1. The endearing blueness of rural Minnesota. The 2014 elections were historically bad for one subset of Democrat: the red-state, red-district, rural Democrat. But in Minnesota, in the reddish 7th District and the blue-but-a-battleground 8th, Democratic Reps. Collin Peterson and Rick Nolan survived an onslaught of outside money and strong Republican challengers to hold on to their seats. Minnesota’s rural areas truly buck a trend. The Republican sweep across the United States was so pronounced that Minnesota’s outstate congressional districts are almost alone in their blueness — both senators, the congressmen and the governor are all Democrats, and the onlyother places where that’s true are on the coasts.
2. The defining of “DCCC Stewart Mills.” Stewart Mills was a political rookie when he challenged Rick Nolan this year, but he caught on quickly. He had a good grasp of policy. He could work a room. He wasn’t beholden to talking to points. But he’s also, well, rich. Really rich. And that’s the Stewart Mills Democrats wanted voters to think of when they went into the voting booth: the hair-tossing, lobster-grilling, yacht-driving Mills — a character invented by the Democratic Congressional Campaign Committee to flood the airwaves this year (even in the Twin Cities market, well south of the 8th District). The caricature sought to alienate Mills from middle-class voters and supplant the candidate himself. And it may well have worked: even the politically disinterested knew Mills as the candidate struggling to keep his shoulder-length hair at bay.
3. The meaning of member perks. These are the facts: state lawmakers get per diems, and U.S. congressmen get reimbursements for private travel. And this is the spin: Your member takes way, way too many of them. In the 7th District race this year, both sides highlighted these “member perks” as reasons to vote against one candidate or another. Peterson took mileage to fly his private plane around his district, which is roughly the size of South Carolina. He once attended a conference in Las Vegas. His opponent, Torrey Westrom, took per diems at the state Capitol. The implication: these people care about themselves, not their constituents, and don’t deserve our vote. Voters couldn’t turn on their televisions this year without hearing it.
4. Democrats fail in Congress, on the trail. Congress passed fewer laws than any time in modern history, which meant, inevitably, the failure of major priorities for Congressional Democrats and President Obama. The Senate passed immigration reform, but Republicans killed it in the House. Democrats wanted to raise the federal minimum wage, but even as voters supported it, Republicans didn’t join their cause. Even bipartisan efforts failed: Both Republicans and Democrats wanted to reform the NSA and undo intrusive surveillance techniques, but couldn’t agree on how. Democrats tried their best to deliver, but voters were dismissive: Obama’s approval rates fell and Republicans won 13 House new seats and control of the Senate for the first time in eight years.
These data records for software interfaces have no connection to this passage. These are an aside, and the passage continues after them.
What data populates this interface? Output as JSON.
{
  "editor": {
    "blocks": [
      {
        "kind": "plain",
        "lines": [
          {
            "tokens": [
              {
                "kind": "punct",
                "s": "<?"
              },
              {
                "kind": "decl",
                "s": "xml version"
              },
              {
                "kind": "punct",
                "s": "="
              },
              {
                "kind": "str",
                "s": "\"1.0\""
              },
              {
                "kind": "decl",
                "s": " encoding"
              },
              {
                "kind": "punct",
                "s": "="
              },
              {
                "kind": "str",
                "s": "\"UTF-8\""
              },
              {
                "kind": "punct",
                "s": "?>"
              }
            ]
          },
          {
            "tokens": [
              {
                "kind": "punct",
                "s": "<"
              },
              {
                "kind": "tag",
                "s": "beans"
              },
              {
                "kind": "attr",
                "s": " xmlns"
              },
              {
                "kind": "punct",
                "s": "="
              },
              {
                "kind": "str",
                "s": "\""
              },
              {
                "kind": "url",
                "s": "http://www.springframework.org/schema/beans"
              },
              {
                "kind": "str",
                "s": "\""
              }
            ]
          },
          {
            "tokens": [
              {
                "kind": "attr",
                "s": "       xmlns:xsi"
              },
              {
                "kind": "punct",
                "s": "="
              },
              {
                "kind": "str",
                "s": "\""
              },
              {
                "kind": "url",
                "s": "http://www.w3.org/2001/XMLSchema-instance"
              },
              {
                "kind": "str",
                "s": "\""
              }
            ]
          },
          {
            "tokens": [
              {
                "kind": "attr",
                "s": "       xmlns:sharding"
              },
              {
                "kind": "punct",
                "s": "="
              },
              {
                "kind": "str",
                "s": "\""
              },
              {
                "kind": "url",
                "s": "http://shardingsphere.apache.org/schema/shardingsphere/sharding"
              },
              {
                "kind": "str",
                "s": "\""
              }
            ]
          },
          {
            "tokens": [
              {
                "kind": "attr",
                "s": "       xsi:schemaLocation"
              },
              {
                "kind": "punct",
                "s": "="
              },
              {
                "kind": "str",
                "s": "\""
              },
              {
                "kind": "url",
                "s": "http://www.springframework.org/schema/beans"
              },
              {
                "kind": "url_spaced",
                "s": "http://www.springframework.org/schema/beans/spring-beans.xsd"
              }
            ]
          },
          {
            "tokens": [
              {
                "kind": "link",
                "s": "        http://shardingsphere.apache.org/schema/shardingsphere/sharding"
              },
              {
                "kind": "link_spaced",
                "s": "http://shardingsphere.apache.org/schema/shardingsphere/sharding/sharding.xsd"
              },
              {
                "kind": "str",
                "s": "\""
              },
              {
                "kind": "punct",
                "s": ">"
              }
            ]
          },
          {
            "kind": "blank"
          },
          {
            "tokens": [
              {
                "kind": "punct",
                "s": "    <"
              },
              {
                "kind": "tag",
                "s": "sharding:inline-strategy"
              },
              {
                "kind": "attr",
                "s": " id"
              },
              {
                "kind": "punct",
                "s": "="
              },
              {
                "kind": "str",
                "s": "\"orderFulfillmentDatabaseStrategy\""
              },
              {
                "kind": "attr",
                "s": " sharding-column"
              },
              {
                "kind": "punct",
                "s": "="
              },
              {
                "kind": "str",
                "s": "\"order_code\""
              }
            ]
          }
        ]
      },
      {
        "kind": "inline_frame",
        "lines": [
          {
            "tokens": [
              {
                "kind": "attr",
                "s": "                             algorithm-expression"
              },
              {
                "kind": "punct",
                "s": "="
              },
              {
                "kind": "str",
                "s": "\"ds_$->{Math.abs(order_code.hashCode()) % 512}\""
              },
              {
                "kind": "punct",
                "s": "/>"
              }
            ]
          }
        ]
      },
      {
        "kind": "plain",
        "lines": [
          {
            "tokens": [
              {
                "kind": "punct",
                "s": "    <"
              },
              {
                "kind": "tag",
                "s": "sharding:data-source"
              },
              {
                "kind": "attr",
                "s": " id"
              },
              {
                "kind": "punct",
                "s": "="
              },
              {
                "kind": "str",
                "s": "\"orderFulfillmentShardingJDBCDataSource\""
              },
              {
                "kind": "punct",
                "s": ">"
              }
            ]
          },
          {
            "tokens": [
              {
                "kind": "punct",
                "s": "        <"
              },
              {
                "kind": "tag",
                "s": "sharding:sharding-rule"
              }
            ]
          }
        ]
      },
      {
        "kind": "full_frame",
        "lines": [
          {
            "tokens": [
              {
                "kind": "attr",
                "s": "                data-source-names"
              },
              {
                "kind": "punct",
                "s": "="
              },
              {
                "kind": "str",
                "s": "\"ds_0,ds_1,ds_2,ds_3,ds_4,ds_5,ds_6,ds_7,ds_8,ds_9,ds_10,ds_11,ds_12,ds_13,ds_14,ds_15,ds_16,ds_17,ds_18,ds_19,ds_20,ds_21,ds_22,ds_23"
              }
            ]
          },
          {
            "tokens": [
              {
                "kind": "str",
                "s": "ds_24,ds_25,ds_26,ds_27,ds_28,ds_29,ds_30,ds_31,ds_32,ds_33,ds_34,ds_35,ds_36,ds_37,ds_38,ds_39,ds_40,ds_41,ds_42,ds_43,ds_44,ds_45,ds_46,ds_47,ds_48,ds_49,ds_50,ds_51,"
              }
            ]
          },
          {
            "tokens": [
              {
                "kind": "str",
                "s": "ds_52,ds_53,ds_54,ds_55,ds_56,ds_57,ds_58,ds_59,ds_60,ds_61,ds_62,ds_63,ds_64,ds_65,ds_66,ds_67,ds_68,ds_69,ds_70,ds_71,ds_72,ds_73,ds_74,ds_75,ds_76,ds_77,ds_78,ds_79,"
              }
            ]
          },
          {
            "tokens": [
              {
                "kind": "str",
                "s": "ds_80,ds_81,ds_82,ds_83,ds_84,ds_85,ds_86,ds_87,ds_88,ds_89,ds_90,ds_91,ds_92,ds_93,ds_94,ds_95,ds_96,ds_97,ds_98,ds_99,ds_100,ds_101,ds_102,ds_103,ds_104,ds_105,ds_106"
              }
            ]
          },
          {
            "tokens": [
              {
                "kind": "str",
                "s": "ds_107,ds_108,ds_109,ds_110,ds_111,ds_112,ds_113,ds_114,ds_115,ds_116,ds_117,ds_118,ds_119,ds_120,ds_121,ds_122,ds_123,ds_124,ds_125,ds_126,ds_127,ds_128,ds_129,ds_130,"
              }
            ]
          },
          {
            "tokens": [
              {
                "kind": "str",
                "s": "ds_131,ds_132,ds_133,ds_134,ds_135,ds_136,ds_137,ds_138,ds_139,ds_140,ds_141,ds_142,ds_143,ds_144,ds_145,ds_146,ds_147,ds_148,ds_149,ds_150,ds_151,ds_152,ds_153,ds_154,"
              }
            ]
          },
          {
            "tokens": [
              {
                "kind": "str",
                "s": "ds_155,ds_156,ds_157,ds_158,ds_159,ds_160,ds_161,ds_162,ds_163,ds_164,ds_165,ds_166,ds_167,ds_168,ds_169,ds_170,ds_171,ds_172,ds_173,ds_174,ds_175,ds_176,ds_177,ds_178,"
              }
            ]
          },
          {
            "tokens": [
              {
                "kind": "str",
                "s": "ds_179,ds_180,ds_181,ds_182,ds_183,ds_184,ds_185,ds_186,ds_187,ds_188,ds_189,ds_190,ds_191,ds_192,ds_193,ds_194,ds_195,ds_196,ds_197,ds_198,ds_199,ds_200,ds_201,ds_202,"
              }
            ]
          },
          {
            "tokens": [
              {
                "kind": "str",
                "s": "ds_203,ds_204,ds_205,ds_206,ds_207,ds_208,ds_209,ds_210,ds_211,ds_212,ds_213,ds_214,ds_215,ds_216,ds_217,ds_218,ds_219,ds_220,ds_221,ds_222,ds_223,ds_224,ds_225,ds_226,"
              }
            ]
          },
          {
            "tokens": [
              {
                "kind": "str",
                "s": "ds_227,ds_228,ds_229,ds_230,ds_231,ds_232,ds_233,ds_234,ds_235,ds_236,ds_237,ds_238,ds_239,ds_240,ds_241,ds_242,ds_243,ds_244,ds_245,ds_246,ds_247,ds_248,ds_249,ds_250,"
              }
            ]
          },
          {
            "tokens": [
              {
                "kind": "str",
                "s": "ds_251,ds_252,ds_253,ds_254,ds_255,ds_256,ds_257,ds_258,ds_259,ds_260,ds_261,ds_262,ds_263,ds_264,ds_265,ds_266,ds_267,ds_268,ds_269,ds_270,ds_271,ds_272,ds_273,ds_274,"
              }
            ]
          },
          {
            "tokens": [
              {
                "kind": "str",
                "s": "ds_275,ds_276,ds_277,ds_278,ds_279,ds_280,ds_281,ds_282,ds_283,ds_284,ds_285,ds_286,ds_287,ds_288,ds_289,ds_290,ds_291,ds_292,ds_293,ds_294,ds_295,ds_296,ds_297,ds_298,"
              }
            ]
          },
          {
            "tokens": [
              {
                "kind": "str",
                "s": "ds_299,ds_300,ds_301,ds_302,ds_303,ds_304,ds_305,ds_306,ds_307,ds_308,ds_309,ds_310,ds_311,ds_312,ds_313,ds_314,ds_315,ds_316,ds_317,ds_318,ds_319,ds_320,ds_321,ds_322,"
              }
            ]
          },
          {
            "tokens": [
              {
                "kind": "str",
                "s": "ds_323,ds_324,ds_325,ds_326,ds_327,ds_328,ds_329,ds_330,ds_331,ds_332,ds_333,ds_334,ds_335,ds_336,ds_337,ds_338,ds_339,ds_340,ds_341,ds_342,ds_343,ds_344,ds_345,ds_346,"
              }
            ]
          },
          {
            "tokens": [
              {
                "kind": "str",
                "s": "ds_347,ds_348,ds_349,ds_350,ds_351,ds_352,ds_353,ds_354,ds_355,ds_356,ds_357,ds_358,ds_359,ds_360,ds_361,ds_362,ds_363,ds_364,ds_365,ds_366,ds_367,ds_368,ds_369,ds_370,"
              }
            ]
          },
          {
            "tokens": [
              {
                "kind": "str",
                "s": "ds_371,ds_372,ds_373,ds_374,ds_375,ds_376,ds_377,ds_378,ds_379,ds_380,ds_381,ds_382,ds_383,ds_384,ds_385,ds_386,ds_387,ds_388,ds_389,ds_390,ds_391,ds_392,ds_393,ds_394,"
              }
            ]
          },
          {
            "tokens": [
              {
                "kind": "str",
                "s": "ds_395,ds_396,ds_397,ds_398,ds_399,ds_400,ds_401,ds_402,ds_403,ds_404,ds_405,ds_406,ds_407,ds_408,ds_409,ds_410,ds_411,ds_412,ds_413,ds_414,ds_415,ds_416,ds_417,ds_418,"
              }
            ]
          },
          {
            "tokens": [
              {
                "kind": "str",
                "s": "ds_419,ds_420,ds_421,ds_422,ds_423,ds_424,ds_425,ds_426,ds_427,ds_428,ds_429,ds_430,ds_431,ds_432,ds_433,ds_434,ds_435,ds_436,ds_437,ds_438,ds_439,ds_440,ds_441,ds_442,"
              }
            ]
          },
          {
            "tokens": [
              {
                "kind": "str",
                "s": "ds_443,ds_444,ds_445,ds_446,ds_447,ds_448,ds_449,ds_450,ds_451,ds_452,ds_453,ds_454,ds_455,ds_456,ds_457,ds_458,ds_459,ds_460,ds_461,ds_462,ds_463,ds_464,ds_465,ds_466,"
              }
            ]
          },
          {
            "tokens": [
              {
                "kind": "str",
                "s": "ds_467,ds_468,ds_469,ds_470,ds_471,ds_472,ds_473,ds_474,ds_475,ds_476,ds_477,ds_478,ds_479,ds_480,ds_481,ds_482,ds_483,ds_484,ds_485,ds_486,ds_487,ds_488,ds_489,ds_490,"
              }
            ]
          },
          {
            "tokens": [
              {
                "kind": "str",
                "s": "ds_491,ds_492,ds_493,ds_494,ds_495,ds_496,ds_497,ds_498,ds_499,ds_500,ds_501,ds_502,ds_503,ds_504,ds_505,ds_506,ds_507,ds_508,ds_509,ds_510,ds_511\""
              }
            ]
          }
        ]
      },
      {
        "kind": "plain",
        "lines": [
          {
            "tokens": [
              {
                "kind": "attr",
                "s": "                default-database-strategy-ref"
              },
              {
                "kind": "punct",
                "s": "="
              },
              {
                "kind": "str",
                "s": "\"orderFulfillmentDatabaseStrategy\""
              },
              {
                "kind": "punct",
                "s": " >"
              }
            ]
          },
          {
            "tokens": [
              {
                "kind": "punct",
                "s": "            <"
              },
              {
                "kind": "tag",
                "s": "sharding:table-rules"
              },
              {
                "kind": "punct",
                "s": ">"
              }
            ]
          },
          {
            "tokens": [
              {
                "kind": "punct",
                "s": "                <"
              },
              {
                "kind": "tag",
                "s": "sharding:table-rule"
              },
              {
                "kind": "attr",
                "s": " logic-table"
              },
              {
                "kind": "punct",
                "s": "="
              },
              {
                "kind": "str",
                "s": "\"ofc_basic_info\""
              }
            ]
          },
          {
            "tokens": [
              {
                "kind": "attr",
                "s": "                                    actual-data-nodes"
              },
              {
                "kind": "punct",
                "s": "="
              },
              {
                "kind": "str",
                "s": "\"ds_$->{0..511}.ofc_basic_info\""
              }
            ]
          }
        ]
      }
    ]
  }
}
5. The triumph of a wonky Al Franken. Despite a handful of attack lines against his challenger, Sen. Al Franken’s re-election campaign mostly took a very issue-focused approach to making his case for a second term: student loan refinancing; taxes on hedge fund managers; credit rating agency reform; the farm bill. Franken’s campaign ads were heavy with policy talk, and he used debates and public appearances to highlight work he’s done with Republicans over his tenure. Franken turned to topics like net neutrality throughout the campaign as well. He’s become Congress’s most vocal defender of the open Internet policy, and its biggest critic of massive cable company merges. With Republican Mike McFadden dispatched with in November, he can turn his attention to bigger opponents, namely Time Warner, Comcast and the rest.
6. The sad ballad of George Tsunis. It was a uniquely Minnesotan thing to be upset about: the under-qualifications of the nominee to be ambassador to Norway. When businessman George Tsunis made mistake after mistake at a January Senate hearing (insulting a member of the country’s governing coalition, saying the constitutional monarchy had a president, admitting he’d never even been to Oslo), a group of Minnesotans and other Midwesterners stepped in to prevent his confirmation. Tsunis was never going to win Republican support, so when four Democrats, including Minnesota Sens. Amy Klobuchar and Al Franken, said they would vote against him, his nomination was all but sunk. He confirmed as much this month, and the Senate adjourned without voting on him.